This week's Sunday School lesson is about Cleopas's walk to Emmaus, where the newly-risen Jesus appears to him and another disciple, but they don't know it's Jesus until they arrive at their destination and Jesus breaks bread with them. All the lesson plans I read about where about seeing, and involved seeing games, which didn't really seem quite right.
I feel that way about a lot of children's Sunday School lessons, to be honest. They are focused on a secondary element of the story, and because of that, they don't really foster an understanding of the story or the lesson. If the story is about Jesus as the shepherd, and the craft involves making cotton-ball sheep, I mean yeah, it's technically related to the story, but will kids really remember what the story was, if you ask them a week later?
So oftentimes my lesson plans diverge sharply from the script. This is one of those times. If the divergence leads me to a baking project, well, so much the better.
I thought it might fit better if the kids had a treasure hunt, leading them to a picnic with bread they can break apart together. I feel like that fits more with the "revealing" aspect of the story. A few minutes later, and I knew the perfect bread for the occasion: pull-apart bread, also called Monkey Bread.
I have no idea why it's called Monkey Bread, and it sounds like no one else does either. Also, Monkey Bread seems to signify a certain type of rich bread smothered in sugar and butter. So that's why I'm calling it pull-apart bread. Just trying to manage expectations.
I got the recipe from here, but with a lot of variations.
You will need:
3 cups of AP flour
1 cup milk
1/2 cup butter, divided in half
2 teaspoons or one packet yeast
2 tablespoons sugar
1 tablespoon salt
1. First, grease a round aluminum cake pan or bundt pan.
2. In a large bowl, whisk together 1 1/2 cups of flour, the sugar, salt and yeast. Set aside.
3. In a small pot, melt the milk and 1/4 cup butter on low heat.
4. When the milk and butter mixture is slightly warm, about 120-130 degrees F, mix it and the egg into the flour mixture and whisk until well-combined. I poured the milk and butter into the flour first, then the egg to ward off curdling.
5. Add the rest of the flour, 1/2 cup at a time, until you have a nice dough that isn't sticky but is still workable. Here's what my dough looked like after one 1/2 cup, and after a cup (I didn't need the whole extra 1 1/2 cups of flour). At some point I switched from mixing by whisk to mixing by hand.
Ok, I think I added 1/4 cup of flour after this because I could see it was getting close.
6. I let it sit for ten minutes to let the hydration work its magic and the gluten formation to start. I stretched and folded it a few times to help with gluten formation and structure.

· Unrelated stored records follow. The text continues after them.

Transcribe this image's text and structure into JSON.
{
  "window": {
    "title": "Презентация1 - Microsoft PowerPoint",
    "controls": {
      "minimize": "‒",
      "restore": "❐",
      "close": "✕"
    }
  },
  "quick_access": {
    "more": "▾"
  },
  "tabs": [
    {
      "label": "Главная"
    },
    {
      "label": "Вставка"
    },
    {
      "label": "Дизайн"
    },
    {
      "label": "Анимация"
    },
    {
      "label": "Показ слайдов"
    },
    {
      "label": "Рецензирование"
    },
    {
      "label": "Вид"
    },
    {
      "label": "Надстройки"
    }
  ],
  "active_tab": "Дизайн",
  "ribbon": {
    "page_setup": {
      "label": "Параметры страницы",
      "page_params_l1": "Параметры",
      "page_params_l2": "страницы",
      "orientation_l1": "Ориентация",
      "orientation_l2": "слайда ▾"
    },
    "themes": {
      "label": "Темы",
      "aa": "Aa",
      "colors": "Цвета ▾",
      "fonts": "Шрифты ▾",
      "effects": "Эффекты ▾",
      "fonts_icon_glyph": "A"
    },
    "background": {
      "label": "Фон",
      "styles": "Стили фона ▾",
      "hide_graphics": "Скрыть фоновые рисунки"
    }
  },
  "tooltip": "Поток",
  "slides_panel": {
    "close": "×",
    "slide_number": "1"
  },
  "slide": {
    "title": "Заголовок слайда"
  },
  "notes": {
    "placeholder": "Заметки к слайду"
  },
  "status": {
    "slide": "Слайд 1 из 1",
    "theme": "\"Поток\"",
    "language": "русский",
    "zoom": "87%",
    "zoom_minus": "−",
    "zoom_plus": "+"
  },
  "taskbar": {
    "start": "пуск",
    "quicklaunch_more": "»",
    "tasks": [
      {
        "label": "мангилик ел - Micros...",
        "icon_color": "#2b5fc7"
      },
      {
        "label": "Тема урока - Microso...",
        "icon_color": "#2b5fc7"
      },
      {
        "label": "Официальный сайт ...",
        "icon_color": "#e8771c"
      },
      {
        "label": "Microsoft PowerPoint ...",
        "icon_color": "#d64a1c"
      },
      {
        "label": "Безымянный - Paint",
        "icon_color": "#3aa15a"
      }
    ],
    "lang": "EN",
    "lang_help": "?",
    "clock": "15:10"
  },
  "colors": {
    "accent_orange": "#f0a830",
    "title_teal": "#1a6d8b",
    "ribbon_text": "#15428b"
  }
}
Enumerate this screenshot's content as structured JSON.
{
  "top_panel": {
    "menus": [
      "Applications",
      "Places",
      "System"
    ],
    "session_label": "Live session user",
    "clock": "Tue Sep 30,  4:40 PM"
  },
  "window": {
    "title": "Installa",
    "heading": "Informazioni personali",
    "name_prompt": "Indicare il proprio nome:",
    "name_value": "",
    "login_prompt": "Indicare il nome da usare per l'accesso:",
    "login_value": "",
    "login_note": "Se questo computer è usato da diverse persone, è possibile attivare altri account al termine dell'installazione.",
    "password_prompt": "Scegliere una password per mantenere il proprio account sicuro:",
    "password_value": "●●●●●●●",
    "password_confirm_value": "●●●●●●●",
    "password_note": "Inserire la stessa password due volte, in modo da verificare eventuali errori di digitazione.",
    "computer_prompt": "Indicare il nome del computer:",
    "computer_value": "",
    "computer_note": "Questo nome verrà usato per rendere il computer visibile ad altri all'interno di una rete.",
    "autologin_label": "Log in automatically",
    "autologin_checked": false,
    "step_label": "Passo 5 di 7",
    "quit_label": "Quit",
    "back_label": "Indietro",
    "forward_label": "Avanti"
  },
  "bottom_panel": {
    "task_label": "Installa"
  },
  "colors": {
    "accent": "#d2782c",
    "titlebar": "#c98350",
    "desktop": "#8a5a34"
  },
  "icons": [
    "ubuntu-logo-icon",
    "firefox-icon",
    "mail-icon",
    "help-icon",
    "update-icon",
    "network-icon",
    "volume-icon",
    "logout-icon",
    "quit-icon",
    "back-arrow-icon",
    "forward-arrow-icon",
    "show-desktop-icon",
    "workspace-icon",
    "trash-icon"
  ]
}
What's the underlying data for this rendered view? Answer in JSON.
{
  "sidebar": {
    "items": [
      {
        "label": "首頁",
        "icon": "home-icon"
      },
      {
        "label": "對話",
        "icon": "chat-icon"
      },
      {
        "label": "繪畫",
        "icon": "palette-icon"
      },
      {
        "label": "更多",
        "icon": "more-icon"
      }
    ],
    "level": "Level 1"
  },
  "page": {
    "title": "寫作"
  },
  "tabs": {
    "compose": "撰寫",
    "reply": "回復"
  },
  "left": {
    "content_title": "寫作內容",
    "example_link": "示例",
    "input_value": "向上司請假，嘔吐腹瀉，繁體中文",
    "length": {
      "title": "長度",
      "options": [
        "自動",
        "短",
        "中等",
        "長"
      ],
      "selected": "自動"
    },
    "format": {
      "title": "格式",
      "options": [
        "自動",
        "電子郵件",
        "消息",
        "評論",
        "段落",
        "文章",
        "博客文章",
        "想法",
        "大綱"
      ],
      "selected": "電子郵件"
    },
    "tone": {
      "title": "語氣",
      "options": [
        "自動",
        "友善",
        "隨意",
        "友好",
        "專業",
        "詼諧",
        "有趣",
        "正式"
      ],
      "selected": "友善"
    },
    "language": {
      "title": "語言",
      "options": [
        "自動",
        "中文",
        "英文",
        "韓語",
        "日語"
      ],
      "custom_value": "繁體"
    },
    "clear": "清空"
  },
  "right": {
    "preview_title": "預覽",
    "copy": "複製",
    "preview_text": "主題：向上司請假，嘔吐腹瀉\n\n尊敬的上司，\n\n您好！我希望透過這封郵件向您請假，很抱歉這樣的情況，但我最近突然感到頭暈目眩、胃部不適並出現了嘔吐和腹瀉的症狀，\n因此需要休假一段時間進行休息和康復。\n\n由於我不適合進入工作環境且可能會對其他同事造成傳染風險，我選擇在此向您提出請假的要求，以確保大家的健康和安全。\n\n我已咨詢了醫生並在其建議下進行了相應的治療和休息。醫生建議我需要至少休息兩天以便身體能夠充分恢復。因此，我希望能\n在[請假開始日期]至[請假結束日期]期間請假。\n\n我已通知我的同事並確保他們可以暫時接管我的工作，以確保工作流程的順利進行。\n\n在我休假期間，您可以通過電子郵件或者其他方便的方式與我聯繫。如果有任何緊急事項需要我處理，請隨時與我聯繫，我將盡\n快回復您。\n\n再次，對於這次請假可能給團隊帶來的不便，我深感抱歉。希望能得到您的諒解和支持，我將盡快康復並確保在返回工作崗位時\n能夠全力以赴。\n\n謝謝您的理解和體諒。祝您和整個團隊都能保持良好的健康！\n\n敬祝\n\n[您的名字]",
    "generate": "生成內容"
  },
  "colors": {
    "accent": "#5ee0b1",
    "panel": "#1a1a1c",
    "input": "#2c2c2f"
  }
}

7. Then I moved it to a floured countertop.
8. Using the bench scraper, I cut the dough into twelve pieces. Next time, I will probably cut it into 24 pieces, because that's more fun.
9. I let them rest for about five minutes, then I rolled them into balls.
10. I let them rest again while I melted the other 1/4 cup of butter in the microwave. Carefully dip each ball into the butter and roll around to coat. Then place each ball into the greased cake pan. You will have butter left over, but don't throw it away!
11. Cover the pan with plastic wrap or my new favorite thing, shower caps for covering food:
12. I let them rise for about two hours, until they looked like this:
13. I preheated the oven to 375 degrees F, and used the leftover melted butter to cover the top of the loaf. Then bake in the oven for about 30 minutes.
I left it in the pan to cool, then dumped it onto a cooling rack.
I'm pretty excited, and I think the kids will love their treasure hunt to reveal this fun bread. You could make it with any dough I think. Happy baking!